## [INPUT MATERIAL]
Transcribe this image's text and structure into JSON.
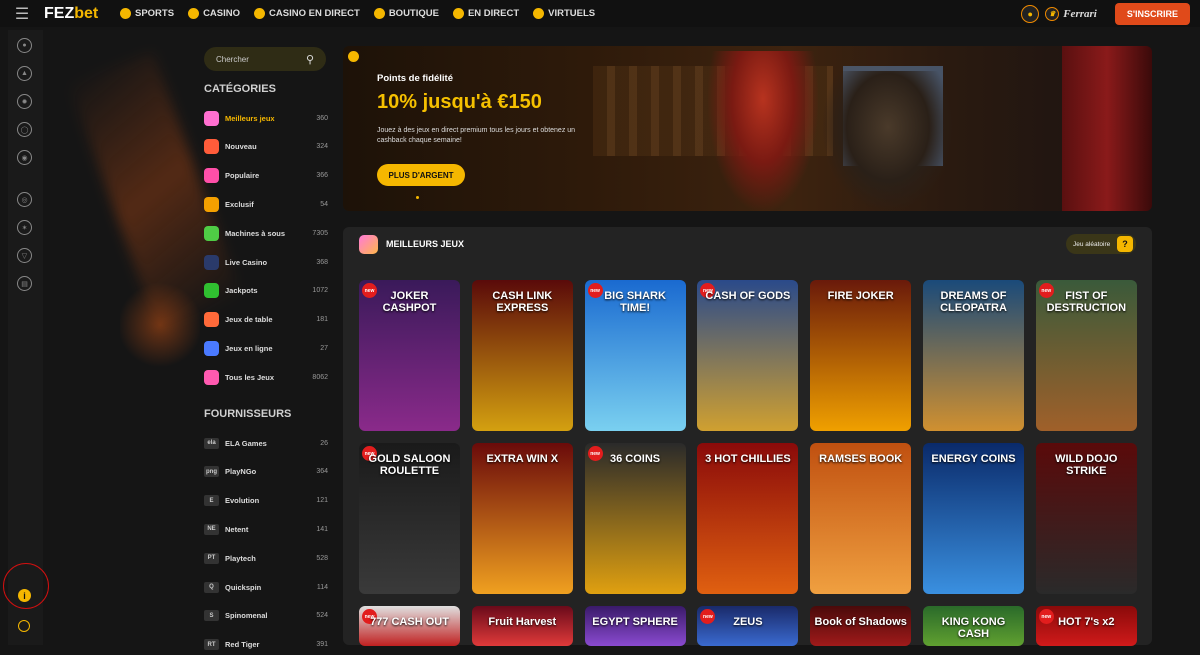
{
  "header": {
    "logo_a": "FEZ",
    "logo_b": "bet",
    "nav": [
      {
        "label": "SPORTS",
        "icon": "soccer-ball-icon"
      },
      {
        "label": "CASINO",
        "icon": "casino-chip-icon"
      },
      {
        "label": "CASINO EN DIRECT",
        "icon": "roulette-icon"
      },
      {
        "label": "BOUTIQUE",
        "icon": "shop-icon"
      },
      {
        "label": "EN DIRECT",
        "icon": "live-icon"
      },
      {
        "label": "VIRTUELS",
        "icon": "virtual-icon"
      }
    ],
    "partner": "Ferrari",
    "signup_label": "S'INSCRIRE"
  },
  "sidebar": {
    "search_placeholder": "Chercher",
    "categories_title": "CATÉGORIES",
    "categories": [
      {
        "label": "Meilleurs jeux",
        "count": "360",
        "color": "#ff6fd0"
      },
      {
        "label": "Nouveau",
        "count": "324",
        "color": "#ff5c3a"
      },
      {
        "label": "Populaire",
        "count": "366",
        "color": "#ff4fa8"
      },
      {
        "label": "Exclusif",
        "count": "54",
        "color": "#f5a000"
      },
      {
        "label": "Machines à sous",
        "count": "7305",
        "color": "#4fcc45"
      },
      {
        "label": "Live Casino",
        "count": "368",
        "color": "#2a3a6a"
      },
      {
        "label": "Jackpots",
        "count": "1072",
        "color": "#30c030"
      },
      {
        "label": "Jeux de table",
        "count": "181",
        "color": "#ff6a3a"
      },
      {
        "label": "Jeux en ligne",
        "count": "27",
        "color": "#4a7aff"
      },
      {
        "label": "Tous les Jeux",
        "count": "8062",
        "color": "#ff5ab0"
      }
    ],
    "providers_title": "FOURNISSEURS",
    "providers": [
      {
        "label": "ELA Games",
        "count": "26",
        "abbr": "ela"
      },
      {
        "label": "PlayNGo",
        "count": "364",
        "abbr": "png"
      },
      {
        "label": "Evolution",
        "count": "121",
        "abbr": "E"
      },
      {
        "label": "Netent",
        "count": "141",
        "abbr": "NE"
      },
      {
        "label": "Playtech",
        "count": "528",
        "abbr": "PT"
      },
      {
        "label": "Quickspin",
        "count": "114",
        "abbr": "Q"
      },
      {
        "label": "Spinomenal",
        "count": "524",
        "abbr": "S"
      },
      {
        "label": "Red Tiger",
        "count": "391",
        "abbr": "RT"
      }
    ]
  },
  "banner": {
    "subtitle": "Points de fidélité",
    "headline": "10% jusqu'à €150",
    "description": "Jouez à des jeux en direct premium tous les jours et obtenez un cashback chaque semaine!",
    "button": "PLUS D'ARGENT"
  },
  "games": {
    "title": "MEILLEURS JEUX",
    "random_label": "Jeu aléatoire",
    "tiles": [
      {
        "title": "JOKER CASHPOT",
        "new": true,
        "bg": "#3a1a5a",
        "bg2": "#8a2a8a"
      },
      {
        "title": "CASH LINK EXPRESS",
        "new": false,
        "bg": "#5a0a0a",
        "bg2": "#d4a010"
      },
      {
        "title": "BIG SHARK TIME!",
        "new": true,
        "bg": "#1a6ad0",
        "bg2": "#7ad0f0"
      },
      {
        "title": "CASH OF GODS",
        "new": true,
        "bg": "#2a4a8a",
        "bg2": "#d0a030"
      },
      {
        "title": "FIRE JOKER",
        "new": false,
        "bg": "#6a1a0a",
        "bg2": "#f0a000"
      },
      {
        "title": "DREAMS OF CLEOPATRA",
        "new": false,
        "bg": "#1a4a7a",
        "bg2": "#d09030"
      },
      {
        "title": "FIST OF DESTRUCTION",
        "new": true,
        "bg": "#3a5a3a",
        "bg2": "#a0602a"
      },
      {
        "title": "GOLD SALOON ROULETTE",
        "new": true,
        "bg": "#1a1a1a",
        "bg2": "#3a3a3a"
      },
      {
        "title": "EXTRA WIN X",
        "new": false,
        "bg": "#6a0a0a",
        "bg2": "#f0a020"
      },
      {
        "title": "36 COINS",
        "new": true,
        "bg": "#2a2a2a",
        "bg2": "#e0a010"
      },
      {
        "title": "3 HOT CHILLIES",
        "new": false,
        "bg": "#8a0a0a",
        "bg2": "#e06010"
      },
      {
        "title": "RAMSES BOOK",
        "new": false,
        "bg": "#c05010",
        "bg2": "#f0a040"
      },
      {
        "title": "ENERGY COINS",
        "new": false,
        "bg": "#0a2a6a",
        "bg2": "#3a90e0"
      },
      {
        "title": "WILD DOJO STRIKE",
        "new": false,
        "bg": "#5a0a0a",
        "bg2": "#2a2a2a"
      },
      {
        "title": "777 CASH OUT",
        "new": true,
        "bg": "#e0e0e0",
        "bg2": "#c02020"
      },
      {
        "title": "Fruit Harvest",
        "new": false,
        "bg": "#6a0a1a",
        "bg2": "#e03a3a"
      },
      {
        "title": "EGYPT SPHERE",
        "new": false,
        "bg": "#3a1a6a",
        "bg2": "#8a4ad0"
      },
      {
        "title": "ZEUS",
        "new": true,
        "bg": "#1a2a6a",
        "bg2": "#3a6ad0"
      },
      {
        "title": "Book of Shadows",
        "new": false,
        "bg": "#4a0a0a",
        "bg2": "#a01a1a"
      },
      {
        "title": "KING KONG CASH",
        "new": false,
        "bg": "#2a6a2a",
        "bg2": "#60a030"
      },
      {
        "title": "HOT 7's x2",
        "new": true,
        "bg": "#8a0a0a",
        "bg2": "#d01a1a"
      }
    ]
  }
}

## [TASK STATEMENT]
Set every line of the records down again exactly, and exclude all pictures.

## [SOLUTION TO THIS TASK]
Transcribe this image's text and structure into JSON.
{
  "header": {
    "logo_a": "FEZ",
    "logo_b": "bet",
    "nav": [
      {
        "label": "SPORTS",
        "icon": "soccer-ball-icon"
      },
      {
        "label": "CASINO",
        "icon": "casino-chip-icon"
      },
      {
        "label": "CASINO EN DIRECT",
        "icon": "roulette-icon"
      },
      {
        "label": "BOUTIQUE",
        "icon": "shop-icon"
      },
      {
        "label": "EN DIRECT",
        "icon": "live-icon"
      },
      {
        "label": "VIRTUELS",
        "icon": "virtual-icon"
      }
    ],
    "partner": "Ferrari",
    "signup_label": "S'INSCRIRE"
  },
  "sidebar": {
    "search_placeholder": "Chercher",
    "categories_title": "CATÉGORIES",
    "categories": [
      {
        "label": "Meilleurs jeux",
        "count": "360",
        "color": "#ff6fd0"
      },
      {
        "label": "Nouveau",
        "count": "324",
        "color": "#ff5c3a"
      },
      {
        "label": "Populaire",
        "count": "366",
        "color": "#ff4fa8"
      },
      {
        "label": "Exclusif",
        "count": "54",
        "color": "#f5a000"
      },
      {
        "label": "Machines à sous",
        "count": "7305",
        "color": "#4fcc45"
      },
      {
        "label": "Live Casino",
        "count": "368",
        "color": "#2a3a6a"
      },
      {
        "label": "Jackpots",
        "count": "1072",
        "color": "#30c030"
      },
      {
        "label": "Jeux de table",
        "count": "181",
        "color": "#ff6a3a"
      },
      {
        "label": "Jeux en ligne",
        "count": "27",
        "color": "#4a7aff"
      },
      {
        "label": "Tous les Jeux",
        "count": "8062",
        "color": "#ff5ab0"
      }
    ],
    "providers_title": "FOURNISSEURS",
    "providers": [
      {
        "label": "ELA Games",
        "count": "26",
        "abbr": "ela"
      },
      {
        "label": "PlayNGo",
        "count": "364",
        "abbr": "png"
      },
      {
        "label": "Evolution",
        "count": "121",
        "abbr": "E"
      },
      {
        "label": "Netent",
        "count": "141",
        "abbr": "NE"
      },
      {
        "label": "Playtech",
        "count": "528",
        "abbr": "PT"
      },
      {
        "label": "Quickspin",
        "count": "114",
        "abbr": "Q"
      },
      {
        "label": "Spinomenal",
        "count": "524",
        "abbr": "S"
      },
      {
        "label": "Red Tiger",
        "count": "391",
        "abbr": "RT"
      }
    ]
  },
  "banner": {
    "subtitle": "Points de fidélité",
    "headline": "10% jusqu'à €150",
    "description": "Jouez à des jeux en direct premium tous les jours et obtenez un cashback chaque semaine!",
    "button": "PLUS D'ARGENT"
  },
  "games": {
    "title": "MEILLEURS JEUX",
    "random_label": "Jeu aléatoire",
    "tiles": [
      {
        "title": "JOKER CASHPOT",
        "new": true,
        "bg": "#3a1a5a",
        "bg2": "#8a2a8a"
      },
      {
        "title": "CASH LINK EXPRESS",
        "new": false,
        "bg": "#5a0a0a",
        "bg2": "#d4a010"
      },
      {
        "title": "BIG SHARK TIME!",
        "new": true,
        "bg": "#1a6ad0",
        "bg2": "#7ad0f0"
      },
      {
        "title": "CASH OF GODS",
        "new": true,
        "bg": "#2a4a8a",
        "bg2": "#d0a030"
      },
      {
        "title": "FIRE JOKER",
        "new": false,
        "bg": "#6a1a0a",
        "bg2": "#f0a000"
      },
      {
        "title": "DREAMS OF CLEOPATRA",
        "new": false,
        "bg": "#1a4a7a",
        "bg2": "#d09030"
      },
      {
        "title": "FIST OF DESTRUCTION",
        "new": true,
        "bg": "#3a5a3a",
        "bg2": "#a0602a"
      },
      {
        "title": "GOLD SALOON ROULETTE",
        "new": true,
        "bg": "#1a1a1a",
        "bg2": "#3a3a3a"
      },
      {
        "title": "EXTRA WIN X",
        "new": false,
        "bg": "#6a0a0a",
        "bg2": "#f0a020"
      },
      {
        "title": "36 COINS",
        "new": true,
        "bg": "#2a2a2a",
        "bg2": "#e0a010"
      },
      {
        "title": "3 HOT CHILLIES",
        "new": false,
        "bg": "#8a0a0a",
        "bg2": "#e06010"
      },
      {
        "title": "RAMSES BOOK",
        "new": false,
        "bg": "#c05010",
        "bg2": "#f0a040"
      },
      {
        "title": "ENERGY COINS",
        "new": false,
        "bg": "#0a2a6a",
        "bg2": "#3a90e0"
      },
      {
        "title": "WILD DOJO STRIKE",
        "new": false,
        "bg": "#5a0a0a",
        "bg2": "#2a2a2a"
      },
      {
        "title": "777 CASH OUT",
        "new": true,
        "bg": "#e0e0e0",
        "bg2": "#c02020"
      },
      {
        "title": "Fruit Harvest",
        "new": false,
        "bg": "#6a0a1a",
        "bg2": "#e03a3a"
      },
      {
        "title": "EGYPT SPHERE",
        "new": false,
        "bg": "#3a1a6a",
        "bg2": "#8a4ad0"
      },
      {
        "title": "ZEUS",
        "new": true,
        "bg": "#1a2a6a",
        "bg2": "#3a6ad0"
      },
      {
        "title": "Book of Shadows",
        "new": false,
        "bg": "#4a0a0a",
        "bg2": "#a01a1a"
      },
      {
        "title": "KING KONG CASH",
        "new": false,
        "bg": "#2a6a2a",
        "bg2": "#60a030"
      },
      {
        "title": "HOT 7's x2",
        "new": true,
        "bg": "#8a0a0a",
        "bg2": "#d01a1a"
      }
    ]
  }
}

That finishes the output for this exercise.